Facing even more of an uphill battle would be Missouri State Representative Chris Kelly of Columbia. Rep. Kelly introduced a bill on two days later, on January 30th, that goes further than either Show-Me Cannabis or Rep. Ellinger is attempting. HB 1659 is written to completely bring Missouri into the 21st century in terms of how Missouri treats drug offenders, adding substance abuse treatment as a first step for all drug violations.

Where Rep. Kelly will run into trouble, though, is in how the bill treats marijuana.
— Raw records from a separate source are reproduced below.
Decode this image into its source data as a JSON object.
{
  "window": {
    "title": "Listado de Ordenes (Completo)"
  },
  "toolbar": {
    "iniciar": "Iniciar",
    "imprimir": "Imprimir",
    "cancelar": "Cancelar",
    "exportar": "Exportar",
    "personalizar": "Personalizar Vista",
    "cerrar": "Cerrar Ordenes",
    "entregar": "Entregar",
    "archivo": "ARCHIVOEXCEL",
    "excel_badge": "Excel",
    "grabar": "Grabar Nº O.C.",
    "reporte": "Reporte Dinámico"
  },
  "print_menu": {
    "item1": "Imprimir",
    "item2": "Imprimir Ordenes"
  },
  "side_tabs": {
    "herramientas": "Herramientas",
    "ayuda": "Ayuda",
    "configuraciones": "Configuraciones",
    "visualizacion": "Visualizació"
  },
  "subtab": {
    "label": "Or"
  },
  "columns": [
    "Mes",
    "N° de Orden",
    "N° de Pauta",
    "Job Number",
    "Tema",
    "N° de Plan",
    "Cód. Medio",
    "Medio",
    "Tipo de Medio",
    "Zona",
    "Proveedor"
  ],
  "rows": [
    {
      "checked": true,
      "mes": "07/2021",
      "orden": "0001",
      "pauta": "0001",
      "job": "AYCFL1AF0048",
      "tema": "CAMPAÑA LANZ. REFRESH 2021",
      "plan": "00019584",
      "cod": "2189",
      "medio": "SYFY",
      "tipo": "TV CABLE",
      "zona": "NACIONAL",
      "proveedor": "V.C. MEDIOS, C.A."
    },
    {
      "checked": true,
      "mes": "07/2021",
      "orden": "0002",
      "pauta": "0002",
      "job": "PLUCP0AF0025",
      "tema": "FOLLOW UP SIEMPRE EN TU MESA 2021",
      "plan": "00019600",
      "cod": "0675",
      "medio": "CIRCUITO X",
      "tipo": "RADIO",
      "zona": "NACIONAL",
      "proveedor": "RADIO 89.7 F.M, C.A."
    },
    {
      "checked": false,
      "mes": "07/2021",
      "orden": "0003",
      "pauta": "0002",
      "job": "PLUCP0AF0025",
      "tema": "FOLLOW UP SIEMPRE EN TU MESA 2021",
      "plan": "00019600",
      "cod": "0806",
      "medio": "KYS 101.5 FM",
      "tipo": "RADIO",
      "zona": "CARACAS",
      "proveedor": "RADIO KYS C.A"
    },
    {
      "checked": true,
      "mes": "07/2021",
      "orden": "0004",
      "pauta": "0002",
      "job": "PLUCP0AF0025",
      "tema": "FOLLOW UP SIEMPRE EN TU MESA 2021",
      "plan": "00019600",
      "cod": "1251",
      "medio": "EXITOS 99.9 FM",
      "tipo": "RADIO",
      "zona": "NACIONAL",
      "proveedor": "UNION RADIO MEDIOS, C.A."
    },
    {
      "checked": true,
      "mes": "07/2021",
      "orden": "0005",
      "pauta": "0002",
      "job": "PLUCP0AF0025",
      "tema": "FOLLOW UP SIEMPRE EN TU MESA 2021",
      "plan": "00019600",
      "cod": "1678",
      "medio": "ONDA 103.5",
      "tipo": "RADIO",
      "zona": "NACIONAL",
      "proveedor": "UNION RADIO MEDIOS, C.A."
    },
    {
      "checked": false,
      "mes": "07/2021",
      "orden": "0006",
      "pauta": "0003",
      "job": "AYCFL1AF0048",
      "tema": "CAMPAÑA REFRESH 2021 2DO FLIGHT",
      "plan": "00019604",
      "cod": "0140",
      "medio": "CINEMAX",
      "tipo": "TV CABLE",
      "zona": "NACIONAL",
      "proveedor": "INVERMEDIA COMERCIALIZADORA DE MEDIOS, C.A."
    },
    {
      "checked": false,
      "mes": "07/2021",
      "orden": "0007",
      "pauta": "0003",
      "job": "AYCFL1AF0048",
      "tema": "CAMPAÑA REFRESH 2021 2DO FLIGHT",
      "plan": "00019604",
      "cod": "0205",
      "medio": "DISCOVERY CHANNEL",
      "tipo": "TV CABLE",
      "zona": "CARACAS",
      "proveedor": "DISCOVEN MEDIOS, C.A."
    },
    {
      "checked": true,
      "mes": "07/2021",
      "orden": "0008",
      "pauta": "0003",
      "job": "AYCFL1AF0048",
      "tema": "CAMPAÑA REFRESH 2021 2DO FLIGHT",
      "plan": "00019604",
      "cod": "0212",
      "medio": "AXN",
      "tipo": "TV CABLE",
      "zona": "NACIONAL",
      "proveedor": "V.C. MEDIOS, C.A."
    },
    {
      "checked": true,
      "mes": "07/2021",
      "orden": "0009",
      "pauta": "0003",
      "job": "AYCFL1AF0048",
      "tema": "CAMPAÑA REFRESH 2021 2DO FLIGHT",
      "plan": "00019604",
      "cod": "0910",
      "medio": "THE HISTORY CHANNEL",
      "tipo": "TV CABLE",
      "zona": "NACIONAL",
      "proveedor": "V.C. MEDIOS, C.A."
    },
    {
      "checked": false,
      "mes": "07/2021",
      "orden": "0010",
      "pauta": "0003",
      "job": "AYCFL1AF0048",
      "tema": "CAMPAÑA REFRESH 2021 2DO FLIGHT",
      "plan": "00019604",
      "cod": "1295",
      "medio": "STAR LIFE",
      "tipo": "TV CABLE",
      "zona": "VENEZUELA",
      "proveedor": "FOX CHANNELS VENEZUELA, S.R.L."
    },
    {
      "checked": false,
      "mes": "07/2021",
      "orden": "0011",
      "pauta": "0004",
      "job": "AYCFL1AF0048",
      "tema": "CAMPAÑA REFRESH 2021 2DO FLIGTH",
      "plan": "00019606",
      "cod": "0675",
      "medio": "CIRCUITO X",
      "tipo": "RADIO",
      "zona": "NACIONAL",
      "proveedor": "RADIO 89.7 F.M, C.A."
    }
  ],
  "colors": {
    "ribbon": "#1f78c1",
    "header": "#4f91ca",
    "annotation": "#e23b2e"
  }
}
HB 1659 allows for the regulated sale of marijuana for anyone over the age of 21. The bill sets standards for retail sales and cultivation, but also allows for personal production on a larger scale than the norm has seen so far.

No state law or combination of state laws shall limit the amounts of marijuana, marijuana products, or marijuana extracts that a person other than a licensee may possess at any given time to amounts less than:
(a) Eight marijuana plants and sixteen ounces of usable marijuana;
(b) Sixteen ounces of marijuana products in solid form;
(c) Seventy-two ounces of marijuana products in liquid form; and
(d) One ounce of marijuana extracts.

While this may not seem very extreme to those of rational thought, much of the country is still brain-washed from the Drug War propaganda we have been barraged with for decades. Is Missouri ready for this much progress? We'll find out soon when Show-Me Cannabis finishes their polling. One thing is certain, if the state legislature isn't ready to talk about it then the people will.